SUPPLIED MATERIAL:
::::::::::

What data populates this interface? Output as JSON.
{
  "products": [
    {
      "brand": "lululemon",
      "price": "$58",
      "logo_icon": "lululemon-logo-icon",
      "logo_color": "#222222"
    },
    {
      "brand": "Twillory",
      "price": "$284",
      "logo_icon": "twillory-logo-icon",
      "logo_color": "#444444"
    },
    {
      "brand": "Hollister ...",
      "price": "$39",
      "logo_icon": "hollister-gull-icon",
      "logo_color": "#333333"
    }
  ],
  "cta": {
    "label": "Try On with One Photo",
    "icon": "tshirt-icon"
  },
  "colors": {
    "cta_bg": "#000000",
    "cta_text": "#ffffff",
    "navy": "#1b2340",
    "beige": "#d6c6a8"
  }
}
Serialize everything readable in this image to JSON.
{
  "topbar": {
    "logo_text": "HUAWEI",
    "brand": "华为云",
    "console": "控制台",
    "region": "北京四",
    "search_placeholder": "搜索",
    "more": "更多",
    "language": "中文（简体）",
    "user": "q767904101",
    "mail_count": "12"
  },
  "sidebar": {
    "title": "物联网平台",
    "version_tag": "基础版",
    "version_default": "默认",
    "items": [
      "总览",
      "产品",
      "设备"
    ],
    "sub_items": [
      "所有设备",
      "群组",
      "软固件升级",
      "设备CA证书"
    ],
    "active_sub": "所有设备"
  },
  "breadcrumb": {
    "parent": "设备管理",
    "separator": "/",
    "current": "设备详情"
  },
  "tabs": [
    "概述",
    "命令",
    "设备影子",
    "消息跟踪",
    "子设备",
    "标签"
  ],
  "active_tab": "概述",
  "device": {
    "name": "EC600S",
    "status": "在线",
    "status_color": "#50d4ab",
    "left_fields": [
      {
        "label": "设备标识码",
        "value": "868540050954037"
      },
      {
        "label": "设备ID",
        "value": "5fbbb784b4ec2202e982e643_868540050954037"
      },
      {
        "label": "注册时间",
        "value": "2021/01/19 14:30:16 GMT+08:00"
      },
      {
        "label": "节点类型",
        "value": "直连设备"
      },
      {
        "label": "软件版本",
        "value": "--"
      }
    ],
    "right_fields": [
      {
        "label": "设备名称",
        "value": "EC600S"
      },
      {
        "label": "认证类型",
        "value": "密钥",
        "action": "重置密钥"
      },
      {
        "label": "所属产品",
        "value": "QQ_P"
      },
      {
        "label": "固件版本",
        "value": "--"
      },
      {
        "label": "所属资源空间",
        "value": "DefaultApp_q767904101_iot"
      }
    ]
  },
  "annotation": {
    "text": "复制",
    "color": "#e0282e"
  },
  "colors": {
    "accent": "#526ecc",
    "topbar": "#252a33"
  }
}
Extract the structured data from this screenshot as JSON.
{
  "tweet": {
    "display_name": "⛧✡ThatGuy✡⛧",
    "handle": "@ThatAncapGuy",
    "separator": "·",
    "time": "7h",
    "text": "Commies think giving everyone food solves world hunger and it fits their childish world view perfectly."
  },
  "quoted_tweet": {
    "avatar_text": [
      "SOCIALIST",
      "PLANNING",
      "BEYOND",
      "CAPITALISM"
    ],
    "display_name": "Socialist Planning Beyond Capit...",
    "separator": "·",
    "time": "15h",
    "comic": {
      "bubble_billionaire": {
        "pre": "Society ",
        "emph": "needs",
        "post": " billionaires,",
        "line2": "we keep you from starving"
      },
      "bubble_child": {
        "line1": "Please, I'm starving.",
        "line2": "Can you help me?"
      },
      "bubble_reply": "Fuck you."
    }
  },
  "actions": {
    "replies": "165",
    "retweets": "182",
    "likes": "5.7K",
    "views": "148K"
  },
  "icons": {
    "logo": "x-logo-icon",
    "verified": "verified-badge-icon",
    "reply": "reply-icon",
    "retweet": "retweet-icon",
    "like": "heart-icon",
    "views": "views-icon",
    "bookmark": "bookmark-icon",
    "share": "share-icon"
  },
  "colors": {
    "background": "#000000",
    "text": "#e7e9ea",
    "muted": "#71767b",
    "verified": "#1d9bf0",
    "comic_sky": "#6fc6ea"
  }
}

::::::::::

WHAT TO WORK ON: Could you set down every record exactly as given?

REPLY:
What data populates this interface? Output as JSON.
{
  "products": [
    {
      "brand": "lululemon",
      "price": "$58",
      "logo_icon": "lululemon-logo-icon",
      "logo_color": "#222222"
    },
    {
      "brand": "Twillory",
      "price": "$284",
      "logo_icon": "twillory-logo-icon",
      "logo_color": "#444444"
    },
    {
      "brand": "Hollister ...",
      "price": "$39",
      "logo_icon": "hollister-gull-icon",
      "logo_color": "#333333"
    }
  ],
  "cta": {
    "label": "Try On with One Photo",
    "icon": "tshirt-icon"
  },
  "colors": {
    "cta_bg": "#000000",
    "cta_text": "#ffffff",
    "navy": "#1b2340",
    "beige": "#d6c6a8"
  }
}
Serialize everything readable in this image to JSON.
{
  "topbar": {
    "logo_text": "HUAWEI",
    "brand": "华为云",
    "console": "控制台",
    "region": "北京四",
    "search_placeholder": "搜索",
    "more": "更多",
    "language": "中文（简体）",
    "user": "q767904101",
    "mail_count": "12"
  },
  "sidebar": {
    "title": "物联网平台",
    "version_tag": "基础版",
    "version_default": "默认",
    "items": [
      "总览",
      "产品",
      "设备"
    ],
    "sub_items": [
      "所有设备",
      "群组",
      "软固件升级",
      "设备CA证书"
    ],
    "active_sub": "所有设备"
  },
  "breadcrumb": {
    "parent": "设备管理",
    "separator": "/",
    "current": "设备详情"
  },
  "tabs": [
    "概述",
    "命令",
    "设备影子",
    "消息跟踪",
    "子设备",
    "标签"
  ],
  "active_tab": "概述",
  "device": {
    "name": "EC600S",
    "status": "在线",
    "status_color": "#50d4ab",
    "left_fields": [
      {
        "label": "设备标识码",
        "value": "868540050954037"
      },
      {
        "label": "设备ID",
        "value": "5fbbb784b4ec2202e982e643_868540050954037"
      },
      {
        "label": "注册时间",
        "value": "2021/01/19 14:30:16 GMT+08:00"
      },
      {
        "label": "节点类型",
        "value": "直连设备"
      },
      {
        "label": "软件版本",
        "value": "--"
      }
    ],
    "right_fields": [
      {
        "label": "设备名称",
        "value": "EC600S"
      },
      {
        "label": "认证类型",
        "value": "密钥",
        "action": "重置密钥"
      },
      {
        "label": "所属产品",
        "value": "QQ_P"
      },
      {
        "label": "固件版本",
        "value": "--"
      },
      {
        "label": "所属资源空间",
        "value": "DefaultApp_q767904101_iot"
      }
    ]
  },
  "annotation": {
    "text": "复制",
    "color": "#e0282e"
  },
  "colors": {
    "accent": "#526ecc",
    "topbar": "#252a33"
  }
}
Extract the structured data from this screenshot as JSON.
{
  "tweet": {
    "display_name": "⛧✡ThatGuy✡⛧",
    "handle": "@ThatAncapGuy",
    "separator": "·",
    "time": "7h",
    "text": "Commies think giving everyone food solves world hunger and it fits their childish world view perfectly."
  },
  "quoted_tweet": {
    "avatar_text": [
      "SOCIALIST",
      "PLANNING",
      "BEYOND",
      "CAPITALISM"
    ],
    "display_name": "Socialist Planning Beyond Capit...",
    "separator": "·",
    "time": "15h",
    "comic": {
      "bubble_billionaire": {
        "pre": "Society ",
        "emph": "needs",
        "post": " billionaires,",
        "line2": "we keep you from starving"
      },
      "bubble_child": {
        "line1": "Please, I'm starving.",
        "line2": "Can you help me?"
      },
      "bubble_reply": "Fuck you."
    }
  },
  "actions": {
    "replies": "165",
    "retweets": "182",
    "likes": "5.7K",
    "views": "148K"
  },
  "icons": {
    "logo": "x-logo-icon",
    "verified": "verified-badge-icon",
    "reply": "reply-icon",
    "retweet": "retweet-icon",
    "like": "heart-icon",
    "views": "views-icon",
    "bookmark": "bookmark-icon",
    "share": "share-icon"
  },
  "colors": {
    "background": "#000000",
    "text": "#e7e9ea",
    "muted": "#71767b",
    "verified": "#1d9bf0",
    "comic_sky": "#6fc6ea"
  }
}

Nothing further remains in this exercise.